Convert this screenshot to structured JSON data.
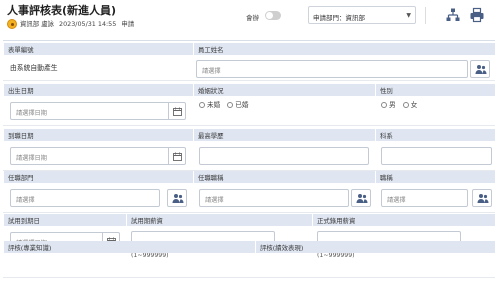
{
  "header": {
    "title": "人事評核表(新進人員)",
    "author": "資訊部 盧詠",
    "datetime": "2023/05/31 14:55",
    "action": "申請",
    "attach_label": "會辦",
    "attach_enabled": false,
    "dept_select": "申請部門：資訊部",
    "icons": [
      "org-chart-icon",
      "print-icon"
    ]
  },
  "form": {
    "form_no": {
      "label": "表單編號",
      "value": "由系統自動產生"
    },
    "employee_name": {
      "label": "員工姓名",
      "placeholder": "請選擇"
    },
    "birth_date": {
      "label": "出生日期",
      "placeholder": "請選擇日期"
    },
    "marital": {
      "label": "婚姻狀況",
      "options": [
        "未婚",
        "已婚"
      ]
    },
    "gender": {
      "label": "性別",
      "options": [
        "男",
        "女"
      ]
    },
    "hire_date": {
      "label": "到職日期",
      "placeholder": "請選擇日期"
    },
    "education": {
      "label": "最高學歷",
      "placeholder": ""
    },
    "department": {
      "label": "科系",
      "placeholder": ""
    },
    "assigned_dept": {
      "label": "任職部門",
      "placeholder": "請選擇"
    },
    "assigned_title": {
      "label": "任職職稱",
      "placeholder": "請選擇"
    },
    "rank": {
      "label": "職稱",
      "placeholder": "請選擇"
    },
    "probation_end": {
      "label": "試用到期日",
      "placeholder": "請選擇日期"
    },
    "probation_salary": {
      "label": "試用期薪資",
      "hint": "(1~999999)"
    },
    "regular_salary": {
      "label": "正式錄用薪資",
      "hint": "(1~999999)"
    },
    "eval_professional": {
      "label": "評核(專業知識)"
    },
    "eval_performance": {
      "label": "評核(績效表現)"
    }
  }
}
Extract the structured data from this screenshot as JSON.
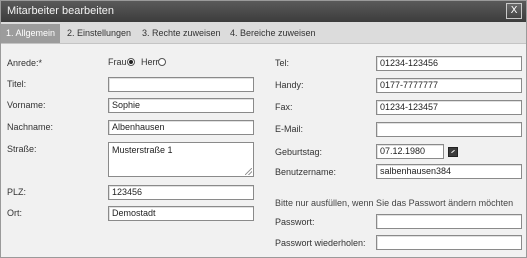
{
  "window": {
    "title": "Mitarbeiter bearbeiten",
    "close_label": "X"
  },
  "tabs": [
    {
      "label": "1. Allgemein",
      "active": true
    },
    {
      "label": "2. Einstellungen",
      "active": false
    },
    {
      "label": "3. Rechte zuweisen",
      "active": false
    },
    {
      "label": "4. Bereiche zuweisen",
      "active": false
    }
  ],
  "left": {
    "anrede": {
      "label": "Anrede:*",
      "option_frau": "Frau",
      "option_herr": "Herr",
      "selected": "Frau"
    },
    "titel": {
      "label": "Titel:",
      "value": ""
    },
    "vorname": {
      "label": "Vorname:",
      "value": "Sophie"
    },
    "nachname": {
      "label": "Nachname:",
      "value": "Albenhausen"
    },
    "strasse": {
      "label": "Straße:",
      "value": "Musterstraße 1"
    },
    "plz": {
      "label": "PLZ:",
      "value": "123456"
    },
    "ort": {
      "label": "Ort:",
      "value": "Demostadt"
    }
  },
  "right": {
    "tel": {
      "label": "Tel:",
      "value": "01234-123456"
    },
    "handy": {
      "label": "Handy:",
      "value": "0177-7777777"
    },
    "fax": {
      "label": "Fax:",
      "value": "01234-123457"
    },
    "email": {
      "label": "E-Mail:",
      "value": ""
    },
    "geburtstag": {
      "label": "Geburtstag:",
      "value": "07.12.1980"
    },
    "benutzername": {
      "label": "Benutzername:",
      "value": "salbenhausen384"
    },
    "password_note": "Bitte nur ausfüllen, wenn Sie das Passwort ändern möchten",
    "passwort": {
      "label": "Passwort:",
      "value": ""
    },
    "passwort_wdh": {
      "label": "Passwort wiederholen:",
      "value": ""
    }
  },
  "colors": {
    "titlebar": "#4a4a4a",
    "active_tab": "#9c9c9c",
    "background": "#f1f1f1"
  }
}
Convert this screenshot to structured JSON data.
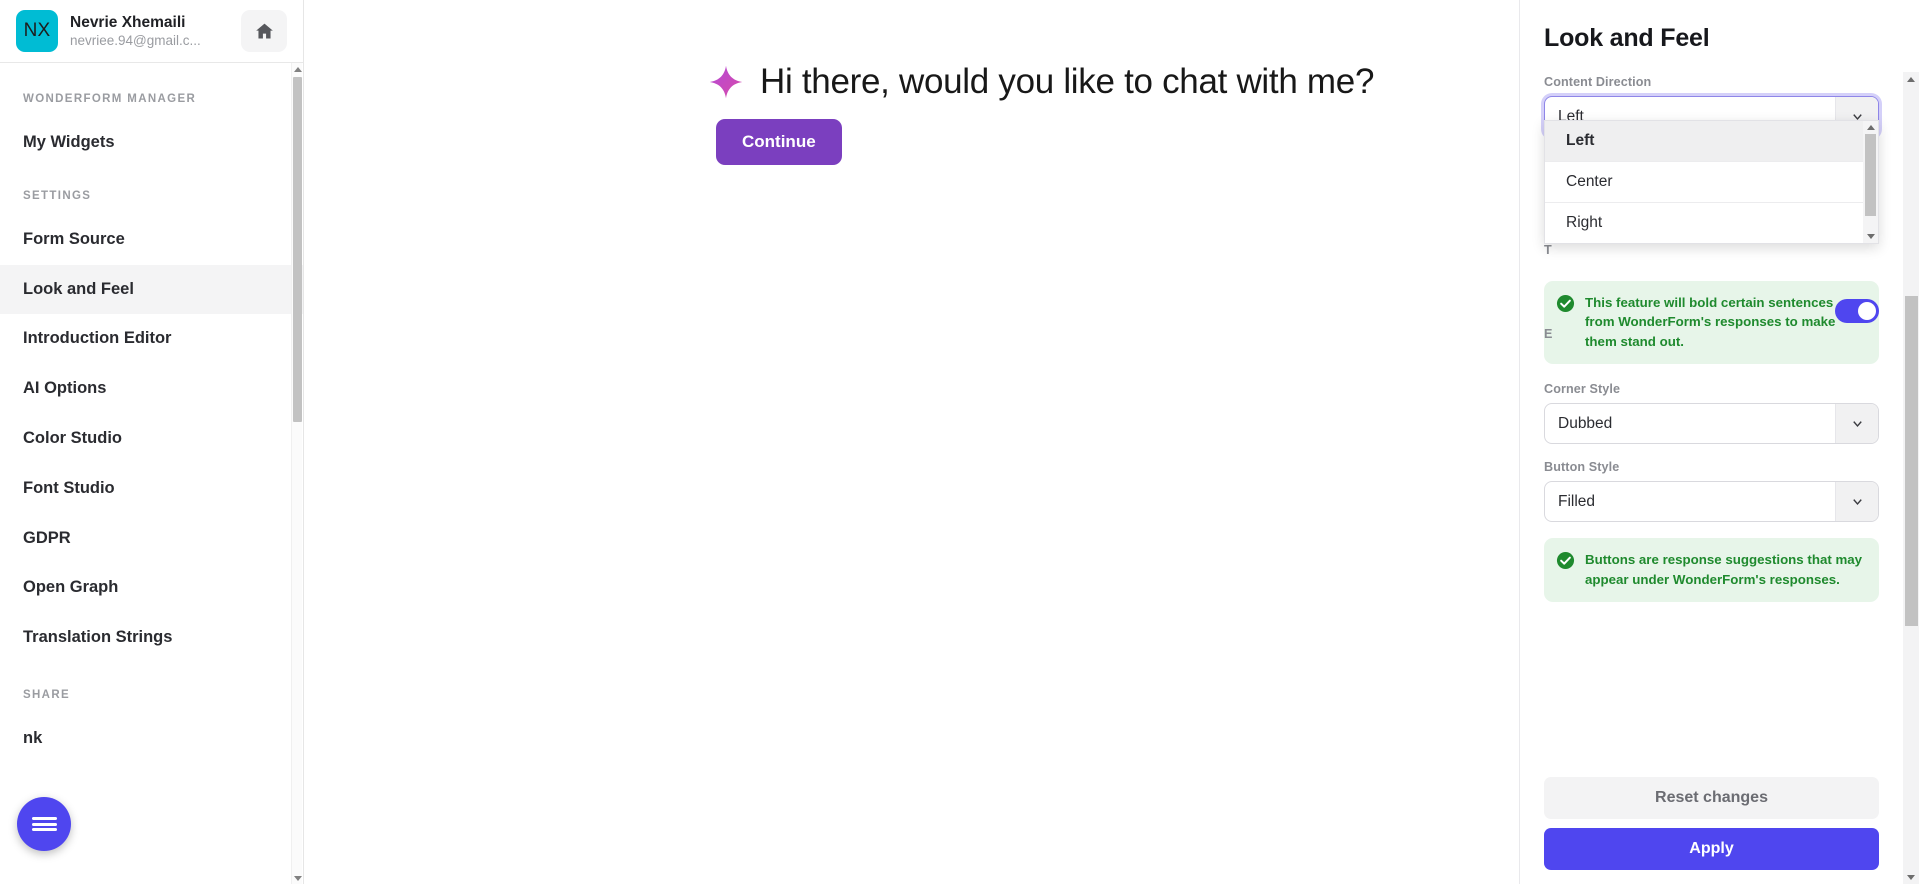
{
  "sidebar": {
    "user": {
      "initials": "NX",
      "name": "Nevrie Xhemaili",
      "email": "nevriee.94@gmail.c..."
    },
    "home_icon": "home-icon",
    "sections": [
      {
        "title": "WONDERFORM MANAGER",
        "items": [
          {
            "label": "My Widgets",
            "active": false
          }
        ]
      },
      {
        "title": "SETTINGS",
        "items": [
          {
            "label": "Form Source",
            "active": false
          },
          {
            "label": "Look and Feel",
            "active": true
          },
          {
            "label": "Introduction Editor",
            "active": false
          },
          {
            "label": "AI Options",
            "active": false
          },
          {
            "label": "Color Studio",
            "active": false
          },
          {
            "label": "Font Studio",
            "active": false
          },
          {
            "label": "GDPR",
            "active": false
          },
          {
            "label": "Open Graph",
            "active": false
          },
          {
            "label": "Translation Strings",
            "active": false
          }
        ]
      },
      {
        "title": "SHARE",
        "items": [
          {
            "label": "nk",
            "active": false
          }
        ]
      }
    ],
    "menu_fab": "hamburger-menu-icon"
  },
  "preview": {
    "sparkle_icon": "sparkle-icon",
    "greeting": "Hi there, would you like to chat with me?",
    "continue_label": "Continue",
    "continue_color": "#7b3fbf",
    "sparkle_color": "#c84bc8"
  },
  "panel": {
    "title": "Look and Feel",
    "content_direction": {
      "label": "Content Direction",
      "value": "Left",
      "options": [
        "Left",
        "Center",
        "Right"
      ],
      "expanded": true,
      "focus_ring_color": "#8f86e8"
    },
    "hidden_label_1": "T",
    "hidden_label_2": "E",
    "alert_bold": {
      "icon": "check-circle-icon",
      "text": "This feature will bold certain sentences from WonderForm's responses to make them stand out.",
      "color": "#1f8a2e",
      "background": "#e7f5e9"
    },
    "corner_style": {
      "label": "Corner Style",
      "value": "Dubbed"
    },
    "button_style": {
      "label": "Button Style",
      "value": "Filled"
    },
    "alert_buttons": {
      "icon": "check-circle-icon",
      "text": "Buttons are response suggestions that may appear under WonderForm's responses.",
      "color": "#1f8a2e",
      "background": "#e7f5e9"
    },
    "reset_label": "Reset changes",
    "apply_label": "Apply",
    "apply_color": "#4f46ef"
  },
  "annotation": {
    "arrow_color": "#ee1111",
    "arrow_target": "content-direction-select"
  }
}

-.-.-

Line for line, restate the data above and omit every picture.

Convert this screenshot to structured JSON data.
{
  "header": {
    "title": "人事評核表(新進人員)",
    "author": "資訊部 盧詠",
    "datetime": "2023/05/31 14:55",
    "action": "申請",
    "attach_label": "會辦",
    "attach_enabled": false,
    "dept_select": "申請部門：資訊部",
    "icons": [
      "org-chart-icon",
      "print-icon"
    ]
  },
  "form": {
    "form_no": {
      "label": "表單編號",
      "value": "由系統自動產生"
    },
    "employee_name": {
      "label": "員工姓名",
      "placeholder": "請選擇"
    },
    "birth_date": {
      "label": "出生日期",
      "placeholder": "請選擇日期"
    },
    "marital": {
      "label": "婚姻狀況",
      "options": [
        "未婚",
        "已婚"
      ]
    },
    "gender": {
      "label": "性別",
      "options": [
        "男",
        "女"
      ]
    },
    "hire_date": {
      "label": "到職日期",
      "placeholder": "請選擇日期"
    },
    "education": {
      "label": "最高學歷",
      "placeholder": ""
    },
    "department": {
      "label": "科系",
      "placeholder": ""
    },
    "assigned_dept": {
      "label": "任職部門",
      "placeholder": "請選擇"
    },
    "assigned_title": {
      "label": "任職職稱",
      "placeholder": "請選擇"
    },
    "rank": {
      "label": "職稱",
      "placeholder": "請選擇"
    },
    "probation_end": {
      "label": "試用到期日",
      "placeholder": "請選擇日期"
    },
    "probation_salary": {
      "label": "試用期薪資",
      "hint": "(1~999999)"
    },
    "regular_salary": {
      "label": "正式錄用薪資",
      "hint": "(1~999999)"
    },
    "eval_professional": {
      "label": "評核(專業知識)"
    },
    "eval_performance": {
      "label": "評核(績效表現)"
    }
  }
}
Extract the structured data from this screenshot as JSON.
{
  "window": {
    "title": "Mitarbeiter bearbeiten",
    "close_label": "X"
  },
  "tabs": [
    {
      "label": "1. Allgemein",
      "active": true
    },
    {
      "label": "2. Einstellungen",
      "active": false
    },
    {
      "label": "3. Rechte zuweisen",
      "active": false
    },
    {
      "label": "4. Bereiche zuweisen",
      "active": false
    }
  ],
  "left": {
    "anrede": {
      "label": "Anrede:*",
      "option_frau": "Frau",
      "option_herr": "Herr",
      "selected": "Frau"
    },
    "titel": {
      "label": "Titel:",
      "value": ""
    },
    "vorname": {
      "label": "Vorname:",
      "value": "Sophie"
    },
    "nachname": {
      "label": "Nachname:",
      "value": "Albenhausen"
    },
    "strasse": {
      "label": "Straße:",
      "value": "Musterstraße 1"
    },
    "plz": {
      "label": "PLZ:",
      "value": "123456"
    },
    "ort": {
      "label": "Ort:",
      "value": "Demostadt"
    }
  },
  "right": {
    "tel": {
      "label": "Tel:",
      "value": "01234-123456"
    },
    "handy": {
      "label": "Handy:",
      "value": "0177-7777777"
    },
    "fax": {
      "label": "Fax:",
      "value": "01234-123457"
    },
    "email": {
      "label": "E-Mail:",
      "value": ""
    },
    "geburtstag": {
      "label": "Geburtstag:",
      "value": "07.12.1980"
    },
    "benutzername": {
      "label": "Benutzername:",
      "value": "salbenhausen384"
    },
    "password_note": "Bitte nur ausfüllen, wenn Sie das Passwort ändern möchten",
    "passwort": {
      "label": "Passwort:",
      "value": ""
    },
    "passwort_wdh": {
      "label": "Passwort wiederholen:",
      "value": ""
    }
  },
  "colors": {
    "titlebar": "#4a4a4a",
    "active_tab": "#9c9c9c",
    "background": "#f1f1f1"
  }
}
Convert this screenshot to structured JSON data.
{
  "sidebar": {
    "user": {
      "initials": "NX",
      "name": "Nevrie Xhemaili",
      "email": "nevriee.94@gmail.c..."
    },
    "home_icon": "home-icon",
    "sections": [
      {
        "title": "WONDERFORM MANAGER",
        "items": [
          {
            "label": "My Widgets",
            "active": false
          }
        ]
      },
      {
        "title": "SETTINGS",
        "items": [
          {
            "label": "Form Source",
            "active": false
          },
          {
            "label": "Look and Feel",
            "active": true
          },
          {
            "label": "Introduction Editor",
            "active": false
          },
          {
            "label": "AI Options",
            "active": false
          },
          {
            "label": "Color Studio",
            "active": false
          },
          {
            "label": "Font Studio",
            "active": false
          },
          {
            "label": "GDPR",
            "active": false
          },
          {
            "label": "Open Graph",
            "active": false
          },
          {
            "label": "Translation Strings",
            "active": false
          }
        ]
      },
      {
        "title": "SHARE",
        "items": [
          {
            "label": "nk",
            "active": false
          }
        ]
      }
    ],
    "menu_fab": "hamburger-menu-icon"
  },
  "preview": {
    "sparkle_icon": "sparkle-icon",
    "greeting": "Hi there, would you like to chat with me?",
    "continue_label": "Continue",
    "continue_color": "#7b3fbf",
    "sparkle_color": "#c84bc8"
  },
  "panel": {
    "title": "Look and Feel",
    "content_direction": {
      "label": "Content Direction",
      "value": "Left",
      "options": [
        "Left",
        "Center",
        "Right"
      ],
      "expanded": true,
      "focus_ring_color": "#8f86e8"
    },
    "hidden_label_1": "T",
    "hidden_label_2": "E",
    "alert_bold": {
      "icon": "check-circle-icon",
      "text": "This feature will bold certain sentences from WonderForm's responses to make them stand out.",
      "color": "#1f8a2e",
      "background": "#e7f5e9"
    },
    "corner_style": {
      "label": "Corner Style",
      "value": "Dubbed"
    },
    "button_style": {
      "label": "Button Style",
      "value": "Filled"
    },
    "alert_buttons": {
      "icon": "check-circle-icon",
      "text": "Buttons are response suggestions that may appear under WonderForm's responses.",
      "color": "#1f8a2e",
      "background": "#e7f5e9"
    },
    "reset_label": "Reset changes",
    "apply_label": "Apply",
    "apply_color": "#4f46ef"
  },
  "annotation": {
    "arrow_color": "#ee1111",
    "arrow_target": "content-direction-select"
  }
}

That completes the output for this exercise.